» **RECORDS FOR THE TASK**:

-----

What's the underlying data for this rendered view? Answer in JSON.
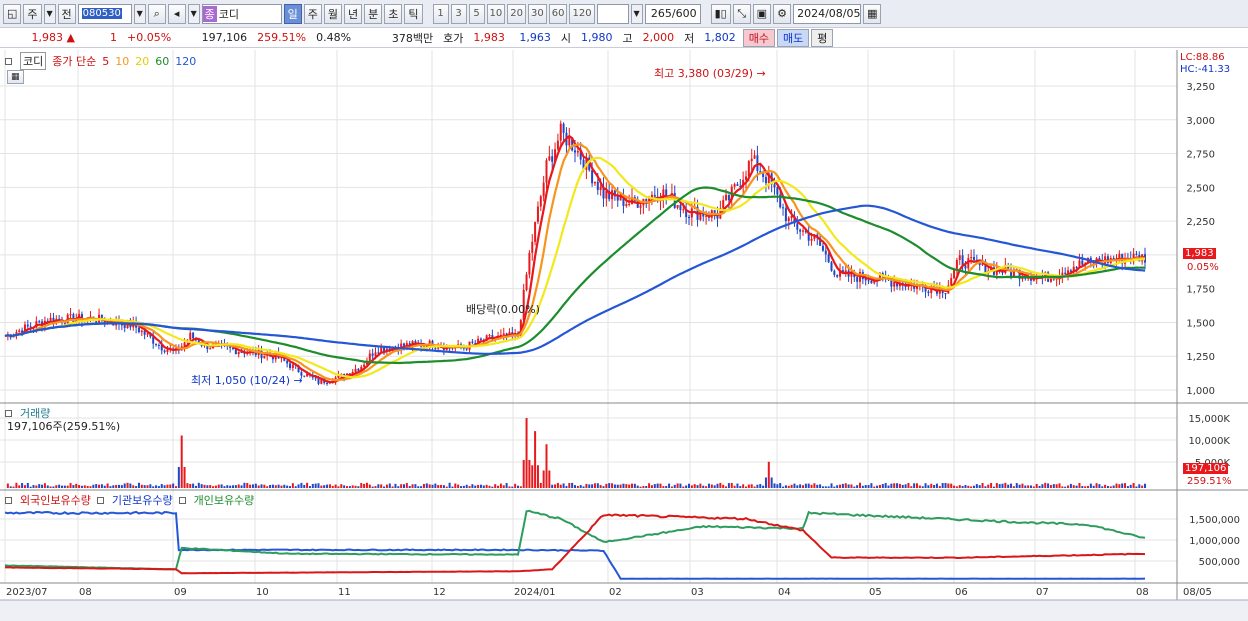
{
  "toolbar": {
    "period_1": "주",
    "period_2": "전",
    "code": "080530",
    "name_prefix": "종",
    "name": "코디",
    "periods": [
      "일",
      "주",
      "월",
      "년",
      "분",
      "초",
      "틱"
    ],
    "minute_buttons": [
      "1",
      "3",
      "5",
      "10",
      "20",
      "30",
      "60",
      "120"
    ],
    "count": "265",
    "count_total": "/600",
    "date": "2024/08/05"
  },
  "quote": {
    "price": "1,983",
    "change_arrow": "▲",
    "change": "1",
    "change_pct": "+0.05%",
    "volume": "197,106",
    "volume_ratio": "259.51%",
    "turnover": "0.48%",
    "amount": "378백만",
    "bid_label": "호가",
    "bid": "1,983",
    "ask": "1,963",
    "open_label": "시",
    "open": "1,980",
    "high_label": "고",
    "high": "2,000",
    "low_label": "저",
    "low": "1,802",
    "buy": "매수",
    "sell": "매도",
    "eval": "평"
  },
  "legend": {
    "name": "코디",
    "ma_title": "종가 단순",
    "ma": [
      "5",
      "10",
      "20",
      "60",
      "120"
    ],
    "lc": "LC:88.86",
    "hc": "HC:-41.33",
    "volume_title": "거래량",
    "volume_value": "197,106주(259.51%)",
    "holdings": [
      "외국인보유수량",
      "기관보유수량",
      "개인보유수량"
    ]
  },
  "annotations": {
    "high": "최고 3,380 (03/29)",
    "low": "최저 1,050 (10/24)",
    "dividend": "배당락(0.00%)"
  },
  "tags": {
    "price": "1,983",
    "pct": "0.05%",
    "vol": "197,106",
    "vol_pct": "259.51%"
  },
  "colors": {
    "ma5": "#e8181c",
    "ma10": "#f7941d",
    "ma20": "#f2e81c",
    "ma60": "#1c8c2c",
    "ma120": "#2456d6",
    "up": "#e8181c",
    "down": "#1f47c8"
  },
  "chart_data": {
    "type": "candlestick",
    "x_labels": [
      "2023/07",
      "08",
      "09",
      "10",
      "11",
      "12",
      "2024/01",
      "02",
      "03",
      "04",
      "05",
      "06",
      "07",
      "08",
      "08/05"
    ],
    "price_axis": [
      "3,250",
      "3,000",
      "2,750",
      "2,500",
      "2,250",
      "2,000",
      "1,750",
      "1,500",
      "1,250",
      "1,000"
    ],
    "volume_axis": [
      "15,000K",
      "10,000K",
      "5,000K"
    ],
    "holding_axis": [
      "1,500,000",
      "1,000,000",
      "500,000"
    ],
    "price_series": [
      [
        0,
        1400
      ],
      [
        15,
        1520
      ],
      [
        30,
        1530
      ],
      [
        45,
        1480
      ],
      [
        55,
        1320
      ],
      [
        60,
        1280
      ],
      [
        65,
        1400
      ],
      [
        70,
        1330
      ],
      [
        80,
        1300
      ],
      [
        95,
        1250
      ],
      [
        105,
        1120
      ],
      [
        110,
        1060
      ],
      [
        118,
        1100
      ],
      [
        125,
        1180
      ],
      [
        130,
        1300
      ],
      [
        140,
        1330
      ],
      [
        150,
        1340
      ],
      [
        160,
        1310
      ],
      [
        170,
        1380
      ],
      [
        180,
        1400
      ],
      [
        184,
        2000
      ],
      [
        190,
        2650
      ],
      [
        195,
        2900
      ],
      [
        200,
        2800
      ],
      [
        210,
        2450
      ],
      [
        220,
        2380
      ],
      [
        230,
        2470
      ],
      [
        240,
        2320
      ],
      [
        250,
        2300
      ],
      [
        255,
        2450
      ],
      [
        262,
        2700
      ],
      [
        268,
        2550
      ],
      [
        275,
        2250
      ],
      [
        285,
        2100
      ],
      [
        292,
        1850
      ],
      [
        305,
        1830
      ],
      [
        320,
        1770
      ],
      [
        330,
        1750
      ],
      [
        335,
        1960
      ],
      [
        345,
        1900
      ],
      [
        355,
        1870
      ],
      [
        365,
        1830
      ],
      [
        375,
        1920
      ],
      [
        385,
        1960
      ],
      [
        395,
        1980
      ],
      [
        400,
        1983
      ]
    ],
    "volume_spikes_k": [
      [
        62,
        12000
      ],
      [
        183,
        16000
      ],
      [
        186,
        13000
      ],
      [
        190,
        10000
      ],
      [
        268,
        6000
      ]
    ]
  }
}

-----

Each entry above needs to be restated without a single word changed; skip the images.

What's the underlying data for this rendered view? Answer in JSON.
{
  "toolbar": {
    "period_1": "주",
    "period_2": "전",
    "code": "080530",
    "name_prefix": "종",
    "name": "코디",
    "periods": [
      "일",
      "주",
      "월",
      "년",
      "분",
      "초",
      "틱"
    ],
    "minute_buttons": [
      "1",
      "3",
      "5",
      "10",
      "20",
      "30",
      "60",
      "120"
    ],
    "count": "265",
    "count_total": "/600",
    "date": "2024/08/05"
  },
  "quote": {
    "price": "1,983",
    "change_arrow": "▲",
    "change": "1",
    "change_pct": "+0.05%",
    "volume": "197,106",
    "volume_ratio": "259.51%",
    "turnover": "0.48%",
    "amount": "378백만",
    "bid_label": "호가",
    "bid": "1,983",
    "ask": "1,963",
    "open_label": "시",
    "open": "1,980",
    "high_label": "고",
    "high": "2,000",
    "low_label": "저",
    "low": "1,802",
    "buy": "매수",
    "sell": "매도",
    "eval": "평"
  },
  "legend": {
    "name": "코디",
    "ma_title": "종가 단순",
    "ma": [
      "5",
      "10",
      "20",
      "60",
      "120"
    ],
    "lc": "LC:88.86",
    "hc": "HC:-41.33",
    "volume_title": "거래량",
    "volume_value": "197,106주(259.51%)",
    "holdings": [
      "외국인보유수량",
      "기관보유수량",
      "개인보유수량"
    ]
  },
  "annotations": {
    "high": "최고 3,380 (03/29)",
    "low": "최저 1,050 (10/24)",
    "dividend": "배당락(0.00%)"
  },
  "tags": {
    "price": "1,983",
    "pct": "0.05%",
    "vol": "197,106",
    "vol_pct": "259.51%"
  },
  "colors": {
    "ma5": "#e8181c",
    "ma10": "#f7941d",
    "ma20": "#f2e81c",
    "ma60": "#1c8c2c",
    "ma120": "#2456d6",
    "up": "#e8181c",
    "down": "#1f47c8"
  },
  "chart_data": {
    "type": "candlestick",
    "x_labels": [
      "2023/07",
      "08",
      "09",
      "10",
      "11",
      "12",
      "2024/01",
      "02",
      "03",
      "04",
      "05",
      "06",
      "07",
      "08",
      "08/05"
    ],
    "price_axis": [
      "3,250",
      "3,000",
      "2,750",
      "2,500",
      "2,250",
      "2,000",
      "1,750",
      "1,500",
      "1,250",
      "1,000"
    ],
    "volume_axis": [
      "15,000K",
      "10,000K",
      "5,000K"
    ],
    "holding_axis": [
      "1,500,000",
      "1,000,000",
      "500,000"
    ],
    "price_series": [
      [
        0,
        1400
      ],
      [
        15,
        1520
      ],
      [
        30,
        1530
      ],
      [
        45,
        1480
      ],
      [
        55,
        1320
      ],
      [
        60,
        1280
      ],
      [
        65,
        1400
      ],
      [
        70,
        1330
      ],
      [
        80,
        1300
      ],
      [
        95,
        1250
      ],
      [
        105,
        1120
      ],
      [
        110,
        1060
      ],
      [
        118,
        1100
      ],
      [
        125,
        1180
      ],
      [
        130,
        1300
      ],
      [
        140,
        1330
      ],
      [
        150,
        1340
      ],
      [
        160,
        1310
      ],
      [
        170,
        1380
      ],
      [
        180,
        1400
      ],
      [
        184,
        2000
      ],
      [
        190,
        2650
      ],
      [
        195,
        2900
      ],
      [
        200,
        2800
      ],
      [
        210,
        2450
      ],
      [
        220,
        2380
      ],
      [
        230,
        2470
      ],
      [
        240,
        2320
      ],
      [
        250,
        2300
      ],
      [
        255,
        2450
      ],
      [
        262,
        2700
      ],
      [
        268,
        2550
      ],
      [
        275,
        2250
      ],
      [
        285,
        2100
      ],
      [
        292,
        1850
      ],
      [
        305,
        1830
      ],
      [
        320,
        1770
      ],
      [
        330,
        1750
      ],
      [
        335,
        1960
      ],
      [
        345,
        1900
      ],
      [
        355,
        1870
      ],
      [
        365,
        1830
      ],
      [
        375,
        1920
      ],
      [
        385,
        1960
      ],
      [
        395,
        1980
      ],
      [
        400,
        1983
      ]
    ],
    "volume_spikes_k": [
      [
        62,
        12000
      ],
      [
        183,
        16000
      ],
      [
        186,
        13000
      ],
      [
        190,
        10000
      ],
      [
        268,
        6000
      ]
    ]
  }
}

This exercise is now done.